**Your instructions:** Please give back every entry in full, word for word, but none of the pictures.

Items from a dataset
+++
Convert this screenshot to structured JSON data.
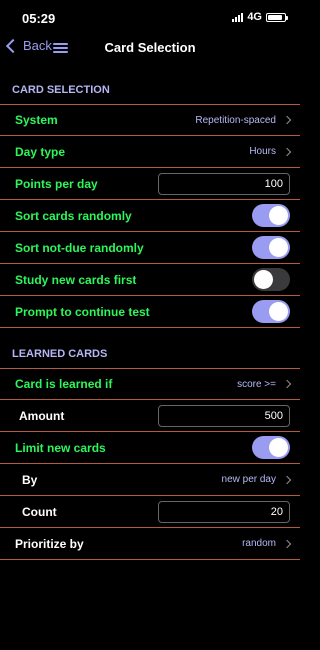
{
  "status_bar": {
    "time": "05:29",
    "network": "4G",
    "battery_level": 0.85
  },
  "nav": {
    "back_label": "Back",
    "title": "Card Selection"
  },
  "card_selection": {
    "header": "CARD SELECTION",
    "system": {
      "label": "System",
      "value": "Repetition-spaced"
    },
    "day_type": {
      "label": "Day type",
      "value": "Hours"
    },
    "points_per_day": {
      "label": "Points per day",
      "value": "100"
    },
    "sort_cards_randomly": {
      "label": "Sort cards randomly",
      "on": true
    },
    "sort_not_due_randomly": {
      "label": "Sort not-due randomly",
      "on": true
    },
    "study_new_cards_first": {
      "label": "Study new cards first",
      "on": false
    },
    "prompt_to_continue_test": {
      "label": "Prompt to continue test",
      "on": true
    }
  },
  "learned_cards": {
    "header": "LEARNED CARDS",
    "card_is_learned_if": {
      "label": "Card is learned if",
      "value": "score >="
    },
    "amount": {
      "label": "Amount",
      "value": "500"
    },
    "limit_new_cards": {
      "label": "Limit new cards",
      "on": true
    },
    "by": {
      "label": "By",
      "value": "new per day"
    },
    "count": {
      "label": "Count",
      "value": "20"
    },
    "prioritize_by": {
      "label": "Prioritize by",
      "value": "random"
    }
  },
  "colors": {
    "accent": "#9a9cf2",
    "label_green": "#2df65a",
    "separator": "#b35c3c",
    "section_header": "#b5b6f4",
    "toggle_off": "#3a3a3c"
  }
}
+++
**Problem solution:**
Convert this screenshot to structured JSON data.
{
  "status_bar": {
    "time": "05:29",
    "network": "4G",
    "battery_level": 0.85
  },
  "nav": {
    "back_label": "Back",
    "title": "Card Selection"
  },
  "card_selection": {
    "header": "CARD SELECTION",
    "system": {
      "label": "System",
      "value": "Repetition-spaced"
    },
    "day_type": {
      "label": "Day type",
      "value": "Hours"
    },
    "points_per_day": {
      "label": "Points per day",
      "value": "100"
    },
    "sort_cards_randomly": {
      "label": "Sort cards randomly",
      "on": true
    },
    "sort_not_due_randomly": {
      "label": "Sort not-due randomly",
      "on": true
    },
    "study_new_cards_first": {
      "label": "Study new cards first",
      "on": false
    },
    "prompt_to_continue_test": {
      "label": "Prompt to continue test",
      "on": true
    }
  },
  "learned_cards": {
    "header": "LEARNED CARDS",
    "card_is_learned_if": {
      "label": "Card is learned if",
      "value": "score >="
    },
    "amount": {
      "label": "Amount",
      "value": "500"
    },
    "limit_new_cards": {
      "label": "Limit new cards",
      "on": true
    },
    "by": {
      "label": "By",
      "value": "new per day"
    },
    "count": {
      "label": "Count",
      "value": "20"
    },
    "prioritize_by": {
      "label": "Prioritize by",
      "value": "random"
    }
  },
  "colors": {
    "accent": "#9a9cf2",
    "label_green": "#2df65a",
    "separator": "#b35c3c",
    "section_header": "#b5b6f4",
    "toggle_off": "#3a3a3c"
  }
}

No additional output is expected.